Anderson (Plato and Nietzsche, 2017, etc.) recounts a long-distance friendship between two students of Plato in this novel.
The text of this novel is mostly made up of a fictional “lost” novel (also called Thinking Life) by an obscure, early-20th-century Anglo-Italian philosopher and writer named Michael Tommasi. The story within it is narrated by an unnamed philosophy professor who recounts his interactions with another unnamed man—a “philosopher-artist” modeled on Friedrich Nietzsche, according to the fictional “editor” who rediscovered the work. The narrator—later nicknamed “Charmides,” after a figure in one of Plato’s dialogues—first meets the philosopher-artist while on vacation in the Alps: “He nodded politely as he passed, a mischievous gleam in his eye, and he rolled lightly in his stride with a gay sort of musicality.” The two bond over a love of Platonic philosophy, and their meandering conversations have a marked impact on the young narrator’s development.
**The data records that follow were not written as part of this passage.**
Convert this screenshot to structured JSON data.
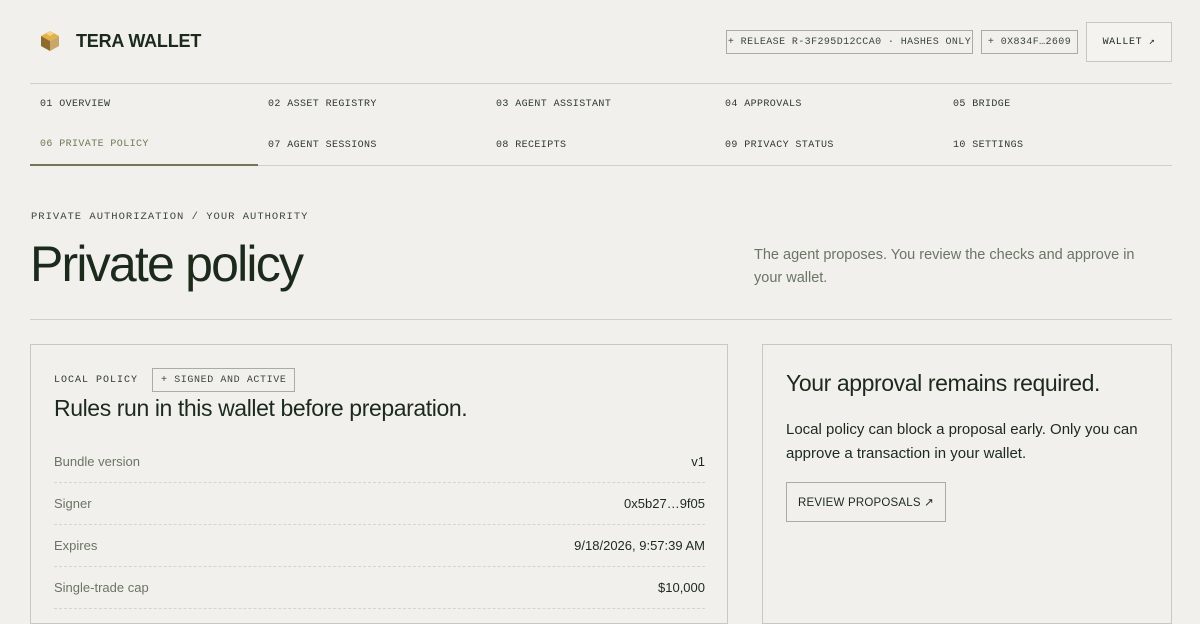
{
  "header": {
    "brand_name": "TERA WALLET",
    "logo_icon": "cube-logo-icon",
    "release_chip": "+ RELEASE R-3F295D12CCA0 · HASHES ONLY",
    "address_chip": "+ 0X834F…2609",
    "wallet_button": "WALLET ↗"
  },
  "nav": {
    "items": [
      {
        "label": "01 OVERVIEW"
      },
      {
        "label": "02 ASSET REGISTRY"
      },
      {
        "label": "03 AGENT ASSISTANT"
      },
      {
        "label": "04 APPROVALS"
      },
      {
        "label": "05 BRIDGE"
      },
      {
        "label": "06 PRIVATE POLICY",
        "active": true
      },
      {
        "label": "07 AGENT SESSIONS"
      },
      {
        "label": "08 RECEIPTS"
      },
      {
        "label": "09 PRIVACY STATUS"
      },
      {
        "label": "10 SETTINGS"
      }
    ]
  },
  "page": {
    "breadcrumb": "PRIVATE AUTHORIZATION / YOUR AUTHORITY",
    "title": "Private policy",
    "intro": "The agent proposes. You review the checks and approve in your wallet."
  },
  "policy_card": {
    "label": "LOCAL POLICY",
    "status": "+ SIGNED AND ACTIVE",
    "heading": "Rules run in this wallet before preparation.",
    "rows": [
      {
        "key": "Bundle version",
        "value": "v1"
      },
      {
        "key": "Signer",
        "value": "0x5b27…9f05"
      },
      {
        "key": "Expires",
        "value": "9/18/2026, 9:57:39 AM"
      },
      {
        "key": "Single-trade cap",
        "value": "$10,000"
      }
    ]
  },
  "approval_card": {
    "title": "Your approval remains required.",
    "text": "Local policy can block a proposal early. Only you can approve a transaction in your wallet.",
    "button": "REVIEW PROPOSALS ↗"
  },
  "colors": {
    "background": "#f1f0ed",
    "text": "#1c2a1c",
    "muted": "#6a7563",
    "accent": "#6d7a55",
    "border": "#cfd0c8"
  }
}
They continue to correspond by mail for many years, although the outbreak of World War I keeps them from seeing each other in person. It’s not until the narrator is a decade into a career in academia that he seeks to see his old friend again. Along the way, he muses on the death of his father, his relationship to alcohol, the changing landscape of academia, and the role of the philosopher (and philosopher-artist) in the world. Anderson’s prose, as filtered through the two fictional academics, Tommasi and “Charmides,” is suitably dense and allusive, although it also features frequent lyrical flourishes. In one memorable passage, for instance, “Charmides” notes that the philosopher-artist “once remarked that he loves mountain valleys with eyes, by which he meant with lakes. The image stays with me as a figure of nature personified, deified, of earth gazing into sky as a god contemplating the contents of its own mind.” As with many philosophical novels, the actual plot is nearly nonexistent. However, unlike many such works, it manages to be a compelling read nonetheless. The passion, doubt, and humility of the narrator make his investigations somehow feel urgent despite the author’s use of a distancing framing device.
A concise and compelling philosophical tale.